#### Work to complete
Once the images are set aside, return every entry exactly.

#### Dataset records
[Start of Attachment]
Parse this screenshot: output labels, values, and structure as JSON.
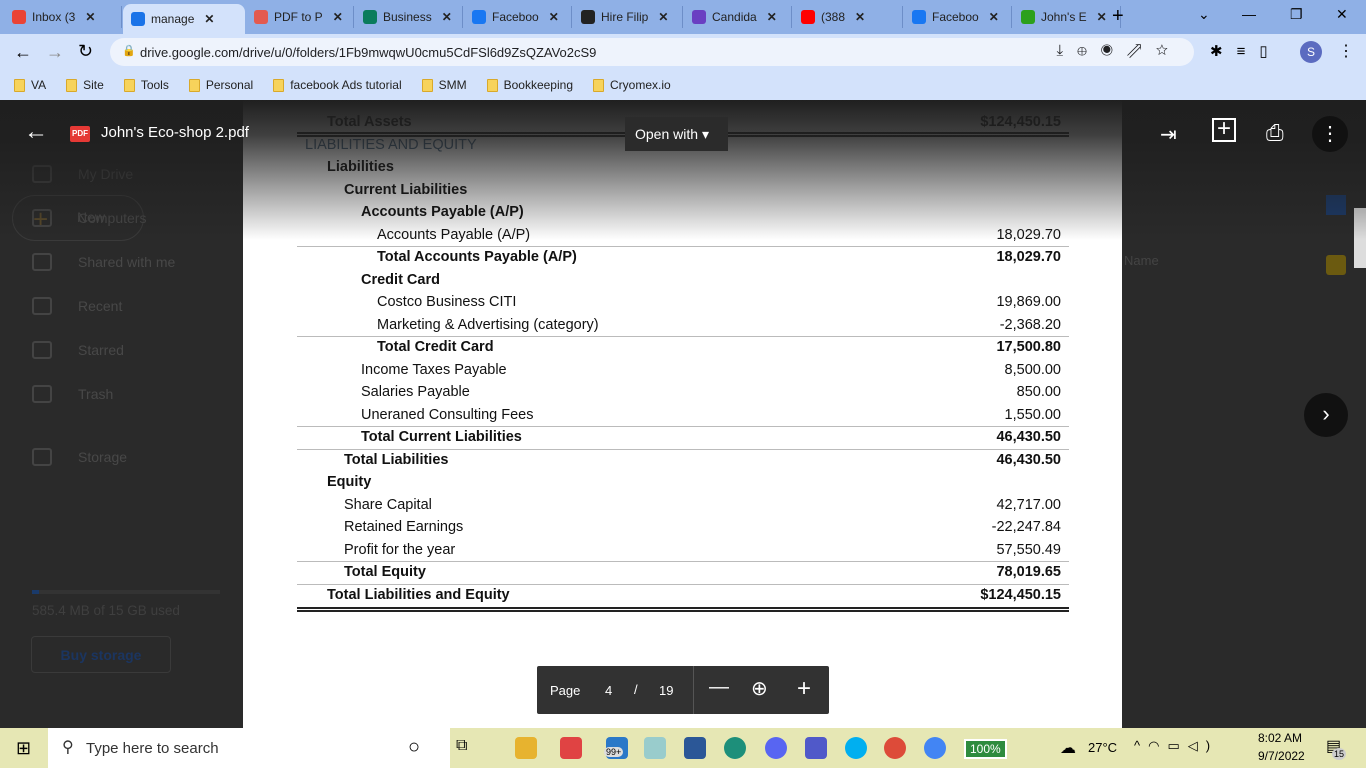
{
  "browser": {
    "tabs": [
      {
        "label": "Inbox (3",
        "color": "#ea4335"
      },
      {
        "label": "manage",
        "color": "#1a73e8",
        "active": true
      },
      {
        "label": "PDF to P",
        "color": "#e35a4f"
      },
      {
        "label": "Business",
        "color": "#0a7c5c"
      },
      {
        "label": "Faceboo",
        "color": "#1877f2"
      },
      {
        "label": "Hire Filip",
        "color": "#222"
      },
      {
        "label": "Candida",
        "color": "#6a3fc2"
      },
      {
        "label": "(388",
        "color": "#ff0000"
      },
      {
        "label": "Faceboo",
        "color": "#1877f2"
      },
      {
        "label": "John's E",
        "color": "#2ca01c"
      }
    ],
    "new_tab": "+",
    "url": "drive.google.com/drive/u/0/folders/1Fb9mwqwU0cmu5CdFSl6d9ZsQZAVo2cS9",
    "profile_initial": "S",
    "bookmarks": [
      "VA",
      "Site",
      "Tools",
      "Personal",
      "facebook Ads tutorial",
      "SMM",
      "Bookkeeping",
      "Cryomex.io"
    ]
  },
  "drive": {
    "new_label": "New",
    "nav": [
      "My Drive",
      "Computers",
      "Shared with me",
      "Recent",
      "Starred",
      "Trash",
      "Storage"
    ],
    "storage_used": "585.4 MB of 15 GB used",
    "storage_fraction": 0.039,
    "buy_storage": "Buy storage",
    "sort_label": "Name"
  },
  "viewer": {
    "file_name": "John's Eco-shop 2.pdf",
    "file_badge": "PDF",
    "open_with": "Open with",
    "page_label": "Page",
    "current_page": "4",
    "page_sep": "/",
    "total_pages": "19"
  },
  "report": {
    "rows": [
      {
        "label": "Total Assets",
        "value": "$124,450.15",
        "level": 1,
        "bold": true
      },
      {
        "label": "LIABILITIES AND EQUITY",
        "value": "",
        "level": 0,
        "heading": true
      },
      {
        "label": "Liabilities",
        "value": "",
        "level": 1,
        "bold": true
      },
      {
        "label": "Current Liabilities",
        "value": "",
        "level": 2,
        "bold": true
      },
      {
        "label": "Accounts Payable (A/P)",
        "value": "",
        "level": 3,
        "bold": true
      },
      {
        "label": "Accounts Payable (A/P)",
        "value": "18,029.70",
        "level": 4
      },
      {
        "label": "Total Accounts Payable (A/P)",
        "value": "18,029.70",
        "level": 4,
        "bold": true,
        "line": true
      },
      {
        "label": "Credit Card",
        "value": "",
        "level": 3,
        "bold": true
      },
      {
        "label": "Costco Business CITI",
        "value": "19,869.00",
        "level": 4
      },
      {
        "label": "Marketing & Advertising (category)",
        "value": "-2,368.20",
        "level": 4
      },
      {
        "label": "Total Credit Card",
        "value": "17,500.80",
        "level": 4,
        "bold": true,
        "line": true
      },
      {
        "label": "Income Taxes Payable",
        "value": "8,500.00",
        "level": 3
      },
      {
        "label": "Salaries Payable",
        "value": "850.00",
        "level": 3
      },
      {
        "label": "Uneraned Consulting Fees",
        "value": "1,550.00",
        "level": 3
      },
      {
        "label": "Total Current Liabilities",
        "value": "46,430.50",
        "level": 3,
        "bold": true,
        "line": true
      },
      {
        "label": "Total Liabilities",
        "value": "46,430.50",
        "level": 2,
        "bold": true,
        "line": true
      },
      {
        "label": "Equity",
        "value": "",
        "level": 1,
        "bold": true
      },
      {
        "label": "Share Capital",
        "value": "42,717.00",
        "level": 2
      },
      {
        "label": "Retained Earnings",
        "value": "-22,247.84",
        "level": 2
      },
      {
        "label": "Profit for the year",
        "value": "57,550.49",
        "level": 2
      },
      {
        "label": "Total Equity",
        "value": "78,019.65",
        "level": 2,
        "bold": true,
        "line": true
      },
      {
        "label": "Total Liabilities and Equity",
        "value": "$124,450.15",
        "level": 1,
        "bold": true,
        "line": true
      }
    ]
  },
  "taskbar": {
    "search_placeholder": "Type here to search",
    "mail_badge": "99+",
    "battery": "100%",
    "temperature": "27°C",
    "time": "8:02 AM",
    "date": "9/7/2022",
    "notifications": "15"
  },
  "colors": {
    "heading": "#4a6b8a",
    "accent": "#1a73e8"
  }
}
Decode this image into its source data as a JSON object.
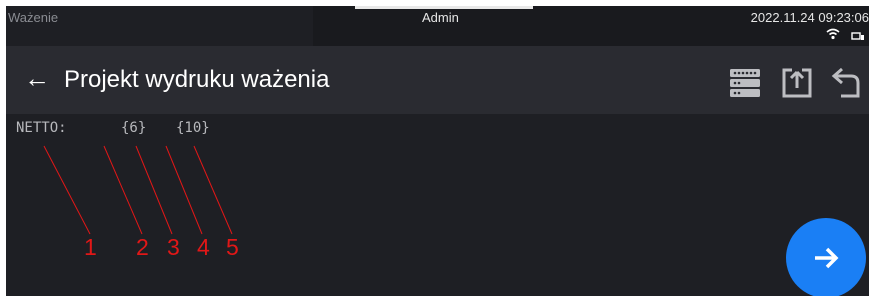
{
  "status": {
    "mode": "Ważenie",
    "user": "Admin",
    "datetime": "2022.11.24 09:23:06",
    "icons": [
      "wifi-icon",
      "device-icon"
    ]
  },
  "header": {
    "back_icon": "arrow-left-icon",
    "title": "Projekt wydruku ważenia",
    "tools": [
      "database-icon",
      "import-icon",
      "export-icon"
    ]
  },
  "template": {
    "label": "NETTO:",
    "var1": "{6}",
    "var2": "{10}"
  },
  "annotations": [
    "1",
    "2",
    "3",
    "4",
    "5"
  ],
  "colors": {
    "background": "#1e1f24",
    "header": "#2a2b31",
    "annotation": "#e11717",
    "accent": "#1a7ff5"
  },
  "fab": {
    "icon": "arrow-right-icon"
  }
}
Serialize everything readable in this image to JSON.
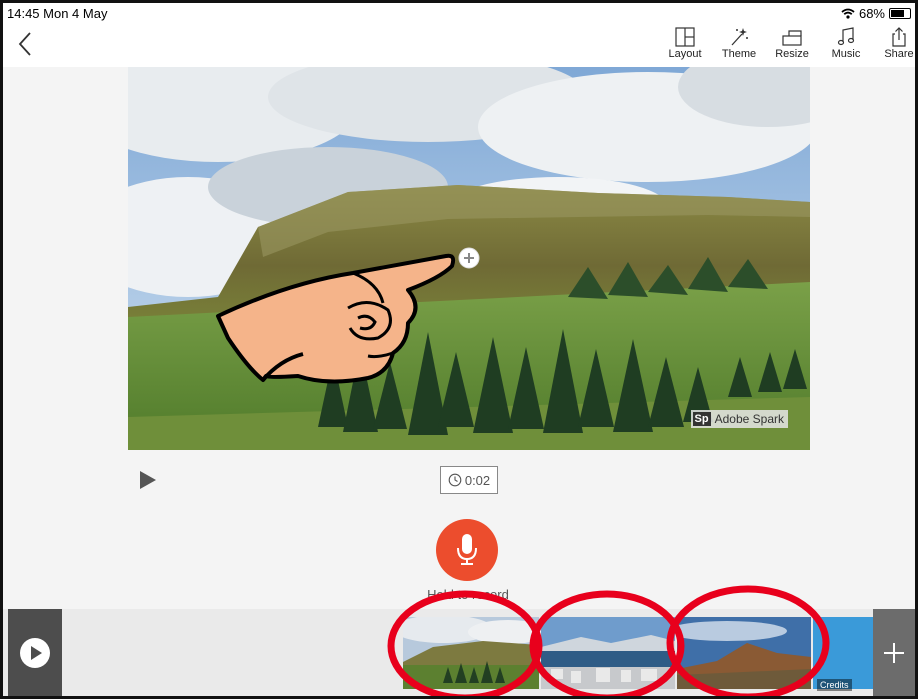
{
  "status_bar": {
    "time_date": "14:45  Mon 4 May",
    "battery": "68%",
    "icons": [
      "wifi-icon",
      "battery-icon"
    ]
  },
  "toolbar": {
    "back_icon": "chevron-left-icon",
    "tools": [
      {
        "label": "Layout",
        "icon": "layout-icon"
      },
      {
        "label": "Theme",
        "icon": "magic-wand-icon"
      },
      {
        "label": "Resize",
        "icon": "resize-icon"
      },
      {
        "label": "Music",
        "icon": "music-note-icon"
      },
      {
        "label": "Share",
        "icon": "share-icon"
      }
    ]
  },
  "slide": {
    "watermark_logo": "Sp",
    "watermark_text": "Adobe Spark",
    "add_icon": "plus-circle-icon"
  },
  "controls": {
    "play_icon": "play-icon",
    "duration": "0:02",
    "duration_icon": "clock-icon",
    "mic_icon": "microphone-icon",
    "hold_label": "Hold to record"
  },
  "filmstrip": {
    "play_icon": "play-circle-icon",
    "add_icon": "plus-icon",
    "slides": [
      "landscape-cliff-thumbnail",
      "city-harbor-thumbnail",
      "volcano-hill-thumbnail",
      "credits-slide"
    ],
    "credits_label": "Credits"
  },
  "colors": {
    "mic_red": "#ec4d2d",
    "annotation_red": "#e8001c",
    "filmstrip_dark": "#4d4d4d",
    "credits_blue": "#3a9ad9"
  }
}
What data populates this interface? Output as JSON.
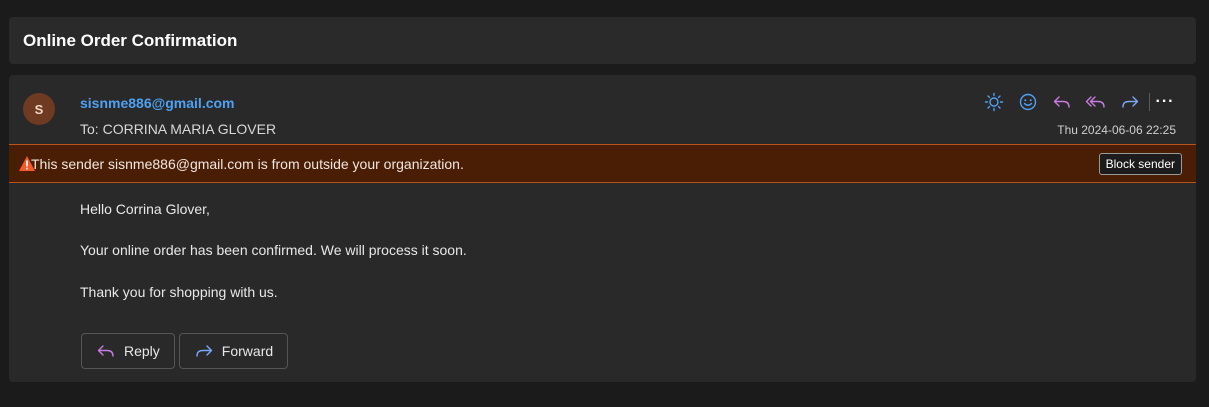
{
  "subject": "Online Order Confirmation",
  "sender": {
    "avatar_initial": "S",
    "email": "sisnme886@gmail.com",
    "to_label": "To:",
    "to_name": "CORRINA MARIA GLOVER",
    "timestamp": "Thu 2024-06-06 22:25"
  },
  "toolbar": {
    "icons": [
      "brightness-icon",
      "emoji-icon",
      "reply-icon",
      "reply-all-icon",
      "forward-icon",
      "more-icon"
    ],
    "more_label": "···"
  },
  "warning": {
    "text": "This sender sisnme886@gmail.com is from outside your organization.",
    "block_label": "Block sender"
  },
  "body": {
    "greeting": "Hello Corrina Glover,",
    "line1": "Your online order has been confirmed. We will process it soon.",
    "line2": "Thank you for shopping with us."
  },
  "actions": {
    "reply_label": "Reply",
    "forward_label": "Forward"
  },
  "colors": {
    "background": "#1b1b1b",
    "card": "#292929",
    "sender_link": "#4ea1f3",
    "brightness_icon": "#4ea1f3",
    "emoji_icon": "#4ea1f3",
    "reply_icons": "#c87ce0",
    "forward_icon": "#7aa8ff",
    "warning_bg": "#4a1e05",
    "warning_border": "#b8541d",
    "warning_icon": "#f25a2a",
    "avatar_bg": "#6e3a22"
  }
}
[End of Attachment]
#### Solved exercise
Parse this screenshot: output labels, values, and structure as JSON.
{
  "browser": {
    "tabs": [
      {
        "label": "Inbox (3",
        "color": "#ea4335"
      },
      {
        "label": "manage",
        "color": "#1a73e8",
        "active": true
      },
      {
        "label": "PDF to P",
        "color": "#e35a4f"
      },
      {
        "label": "Business",
        "color": "#0a7c5c"
      },
      {
        "label": "Faceboo",
        "color": "#1877f2"
      },
      {
        "label": "Hire Filip",
        "color": "#222"
      },
      {
        "label": "Candida",
        "color": "#6a3fc2"
      },
      {
        "label": "(388",
        "color": "#ff0000"
      },
      {
        "label": "Faceboo",
        "color": "#1877f2"
      },
      {
        "label": "John's E",
        "color": "#2ca01c"
      }
    ],
    "new_tab": "+",
    "url": "drive.google.com/drive/u/0/folders/1Fb9mwqwU0cmu5CdFSl6d9ZsQZAVo2cS9",
    "profile_initial": "S",
    "bookmarks": [
      "VA",
      "Site",
      "Tools",
      "Personal",
      "facebook Ads tutorial",
      "SMM",
      "Bookkeeping",
      "Cryomex.io"
    ]
  },
  "drive": {
    "new_label": "New",
    "nav": [
      "My Drive",
      "Computers",
      "Shared with me",
      "Recent",
      "Starred",
      "Trash",
      "Storage"
    ],
    "storage_used": "585.4 MB of 15 GB used",
    "storage_fraction": 0.039,
    "buy_storage": "Buy storage",
    "sort_label": "Name"
  },
  "viewer": {
    "file_name": "John's Eco-shop 2.pdf",
    "file_badge": "PDF",
    "open_with": "Open with",
    "page_label": "Page",
    "current_page": "4",
    "page_sep": "/",
    "total_pages": "19"
  },
  "report": {
    "rows": [
      {
        "label": "Total Assets",
        "value": "$124,450.15",
        "level": 1,
        "bold": true
      },
      {
        "label": "LIABILITIES AND EQUITY",
        "value": "",
        "level": 0,
        "heading": true
      },
      {
        "label": "Liabilities",
        "value": "",
        "level": 1,
        "bold": true
      },
      {
        "label": "Current Liabilities",
        "value": "",
        "level": 2,
        "bold": true
      },
      {
        "label": "Accounts Payable (A/P)",
        "value": "",
        "level": 3,
        "bold": true
      },
      {
        "label": "Accounts Payable (A/P)",
        "value": "18,029.70",
        "level": 4
      },
      {
        "label": "Total Accounts Payable (A/P)",
        "value": "18,029.70",
        "level": 4,
        "bold": true,
        "line": true
      },
      {
        "label": "Credit Card",
        "value": "",
        "level": 3,
        "bold": true
      },
      {
        "label": "Costco Business CITI",
        "value": "19,869.00",
        "level": 4
      },
      {
        "label": "Marketing & Advertising (category)",
        "value": "-2,368.20",
        "level": 4
      },
      {
        "label": "Total Credit Card",
        "value": "17,500.80",
        "level": 4,
        "bold": true,
        "line": true
      },
      {
        "label": "Income Taxes Payable",
        "value": "8,500.00",
        "level": 3
      },
      {
        "label": "Salaries Payable",
        "value": "850.00",
        "level": 3
      },
      {
        "label": "Uneraned Consulting Fees",
        "value": "1,550.00",
        "level": 3
      },
      {
        "label": "Total Current Liabilities",
        "value": "46,430.50",
        "level": 3,
        "bold": true,
        "line": true
      },
      {
        "label": "Total Liabilities",
        "value": "46,430.50",
        "level": 2,
        "bold": true,
        "line": true
      },
      {
        "label": "Equity",
        "value": "",
        "level": 1,
        "bold": true
      },
      {
        "label": "Share Capital",
        "value": "42,717.00",
        "level": 2
      },
      {
        "label": "Retained Earnings",
        "value": "-22,247.84",
        "level": 2
      },
      {
        "label": "Profit for the year",
        "value": "57,550.49",
        "level": 2
      },
      {
        "label": "Total Equity",
        "value": "78,019.65",
        "level": 2,
        "bold": true,
        "line": true
      },
      {
        "label": "Total Liabilities and Equity",
        "value": "$124,450.15",
        "level": 1,
        "bold": true,
        "line": true
      }
    ]
  },
  "taskbar": {
    "search_placeholder": "Type here to search",
    "mail_badge": "99+",
    "battery": "100%",
    "temperature": "27°C",
    "time": "8:02 AM",
    "date": "9/7/2022",
    "notifications": "15"
  },
  "colors": {
    "heading": "#4a6b8a",
    "accent": "#1a73e8"
  }
}
Decode this image into its source data as a JSON object.
{
  "status": {
    "mode": "Ważenie",
    "user": "Admin",
    "datetime": "2022.11.24 09:23:06",
    "icons": [
      "wifi-icon",
      "device-icon"
    ]
  },
  "header": {
    "back_icon": "arrow-left-icon",
    "title": "Projekt wydruku ważenia",
    "tools": [
      "database-icon",
      "import-icon",
      "export-icon"
    ]
  },
  "template": {
    "label": "NETTO:",
    "var1": "{6}",
    "var2": "{10}"
  },
  "annotations": [
    "1",
    "2",
    "3",
    "4",
    "5"
  ],
  "colors": {
    "background": "#1e1f24",
    "header": "#2a2b31",
    "annotation": "#e11717",
    "accent": "#1a7ff5"
  },
  "fab": {
    "icon": "arrow-right-icon"
  }
}
Serialize everything readable in this image to JSON.
{
  "status_bar": {
    "time_date": "14:45  Mon 4 May",
    "battery": "68%",
    "icons": [
      "wifi-icon",
      "battery-icon"
    ]
  },
  "toolbar": {
    "back_icon": "chevron-left-icon",
    "tools": [
      {
        "label": "Layout",
        "icon": "layout-icon"
      },
      {
        "label": "Theme",
        "icon": "magic-wand-icon"
      },
      {
        "label": "Resize",
        "icon": "resize-icon"
      },
      {
        "label": "Music",
        "icon": "music-note-icon"
      },
      {
        "label": "Share",
        "icon": "share-icon"
      }
    ]
  },
  "slide": {
    "watermark_logo": "Sp",
    "watermark_text": "Adobe Spark",
    "add_icon": "plus-circle-icon"
  },
  "controls": {
    "play_icon": "play-icon",
    "duration": "0:02",
    "duration_icon": "clock-icon",
    "mic_icon": "microphone-icon",
    "hold_label": "Hold to record"
  },
  "filmstrip": {
    "play_icon": "play-circle-icon",
    "add_icon": "plus-icon",
    "slides": [
      "landscape-cliff-thumbnail",
      "city-harbor-thumbnail",
      "volcano-hill-thumbnail",
      "credits-slide"
    ],
    "credits_label": "Credits"
  },
  "colors": {
    "mic_red": "#ec4d2d",
    "annotation_red": "#e8001c",
    "filmstrip_dark": "#4d4d4d",
    "credits_blue": "#3a9ad9"
  }
}
What data populates this interface? Output as JSON.
{
  "subject": "Online Order Confirmation",
  "sender": {
    "avatar_initial": "S",
    "email": "sisnme886@gmail.com",
    "to_label": "To:",
    "to_name": "CORRINA MARIA GLOVER",
    "timestamp": "Thu 2024-06-06 22:25"
  },
  "toolbar": {
    "icons": [
      "brightness-icon",
      "emoji-icon",
      "reply-icon",
      "reply-all-icon",
      "forward-icon",
      "more-icon"
    ],
    "more_label": "···"
  },
  "warning": {
    "text": "This sender sisnme886@gmail.com is from outside your organization.",
    "block_label": "Block sender"
  },
  "body": {
    "greeting": "Hello Corrina Glover,",
    "line1": "Your online order has been confirmed. We will process it soon.",
    "line2": "Thank you for shopping with us."
  },
  "actions": {
    "reply_label": "Reply",
    "forward_label": "Forward"
  },
  "colors": {
    "background": "#1b1b1b",
    "card": "#292929",
    "sender_link": "#4ea1f3",
    "brightness_icon": "#4ea1f3",
    "emoji_icon": "#4ea1f3",
    "reply_icons": "#c87ce0",
    "forward_icon": "#7aa8ff",
    "warning_bg": "#4a1e05",
    "warning_border": "#b8541d",
    "warning_icon": "#f25a2a",
    "avatar_bg": "#6e3a22"
  }
}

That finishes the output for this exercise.